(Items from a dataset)

----

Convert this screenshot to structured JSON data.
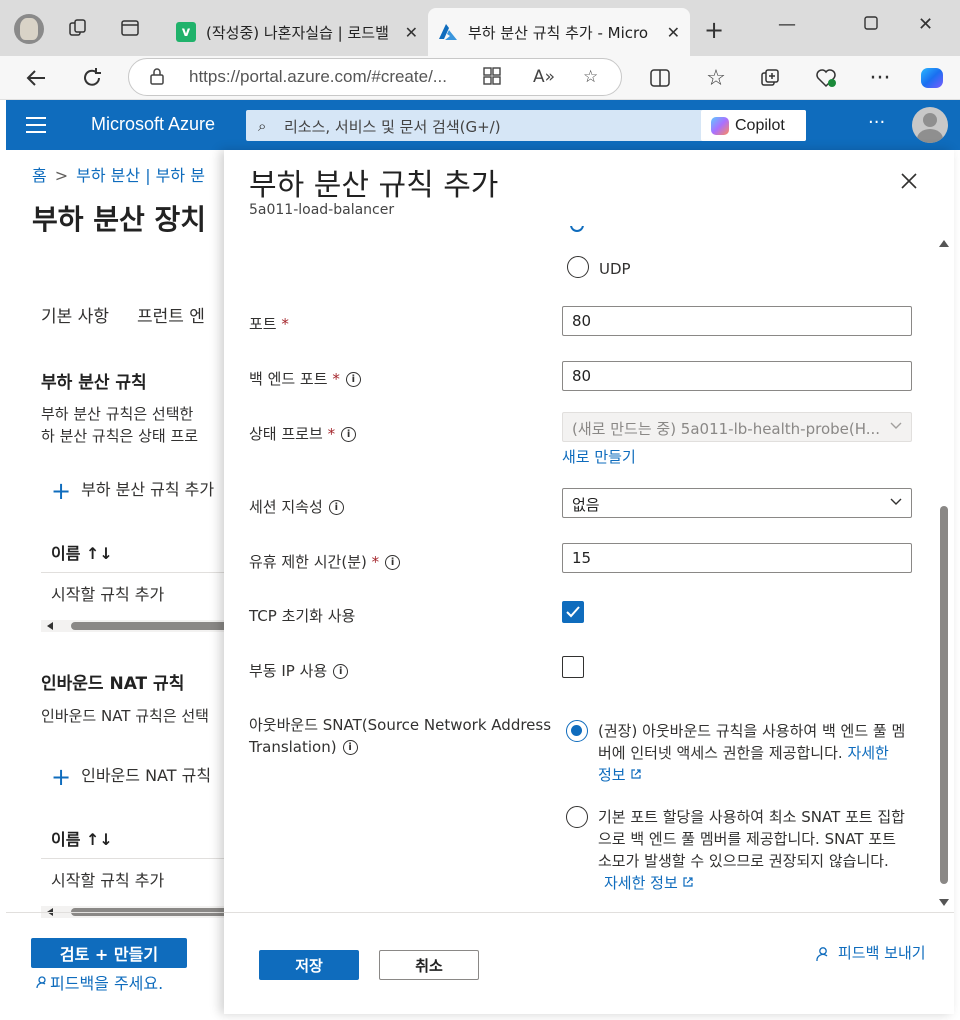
{
  "browser": {
    "tabs": [
      {
        "title": "(작성중) 나혼자실습 | 로드밸",
        "favicon_letter": "v",
        "favicon_color": "#20b26b"
      },
      {
        "title": "부하 분산 규칙 추가 - Micro",
        "favicon_color": "#0f6cbd"
      }
    ],
    "url": "https://portal.azure.com/#create/..."
  },
  "azure": {
    "brand": "Microsoft Azure",
    "search_placeholder": "리소스, 서비스 및 문서 검색(G+/)",
    "copilot_label": "Copilot",
    "more": "···"
  },
  "background_page": {
    "breadcrumb": [
      "홈",
      "부하 분산 | 부하 분"
    ],
    "title": "부하 분산 장치",
    "tabs": [
      "기본 사항",
      "프런트 엔"
    ],
    "lb_rules": {
      "heading": "부하 분산 규칙",
      "desc_line1": "부하 분산 규칙은 선택한",
      "desc_line2": "하 분산 규칙은 상태 프로",
      "add": "부하 분산 규칙 추가",
      "col_name": "이름 ↑↓",
      "empty_row": "시작할 규칙 추가"
    },
    "nat_rules": {
      "heading": "인바운드 NAT 규칙",
      "desc_line1": "인바운드 NAT 규칙은 선택",
      "add": "인바운드 NAT 규칙",
      "col_name": "이름 ↑↓",
      "empty_row": "시작할 규칙 추가"
    },
    "review_create": "검토 + 만들기",
    "feedback": "피드백을 주세요."
  },
  "panel": {
    "title": "부하 분산 규칙 추가",
    "subtitle": "5a011-load-balancer",
    "protocol_udp": "UDP",
    "port": {
      "label": "포트",
      "value": "80"
    },
    "backend_port": {
      "label": "백 엔드 포트",
      "value": "80"
    },
    "health_probe": {
      "label": "상태 프로브",
      "value": "(새로 만드는 중) 5a011-lb-health-probe(H...",
      "create_new": "새로 만들기"
    },
    "session_persistence": {
      "label": "세션 지속성",
      "value": "없음"
    },
    "idle_timeout": {
      "label": "유휴 제한 시간(분)",
      "value": "15"
    },
    "tcp_reset": {
      "label": "TCP 초기화 사용",
      "checked": true
    },
    "floating_ip": {
      "label": "부동 IP 사용",
      "checked": false
    },
    "snat": {
      "label_line1": "아웃바운드 SNAT(Source Network Address",
      "label_line2": "Translation)",
      "option1_line1": "(권장) 아웃바운드 규칙을 사용하여 백 엔드 풀 멤",
      "option1_line2": "버에 인터넷 액세스 권한을 제공합니다.",
      "option1_link_a": "자세한",
      "option1_link_b": "정보",
      "option2_line1": "기본 포트 할당을 사용하여 최소 SNAT 포트 집합",
      "option2_line2": "으로 백 엔드 풀 멤버를 제공합니다. SNAT 포트",
      "option2_line3": "소모가 발생할 수 있으므로 권장되지 않습니다.",
      "option2_link": "자세한 정보",
      "selected": 1
    },
    "save": "저장",
    "cancel": "취소",
    "send_feedback": "피드백 보내기"
  },
  "colors": {
    "accent": "#0f6cbd",
    "required": "#a4262c"
  }
}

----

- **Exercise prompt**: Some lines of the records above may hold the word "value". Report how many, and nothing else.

- **Solution**: 5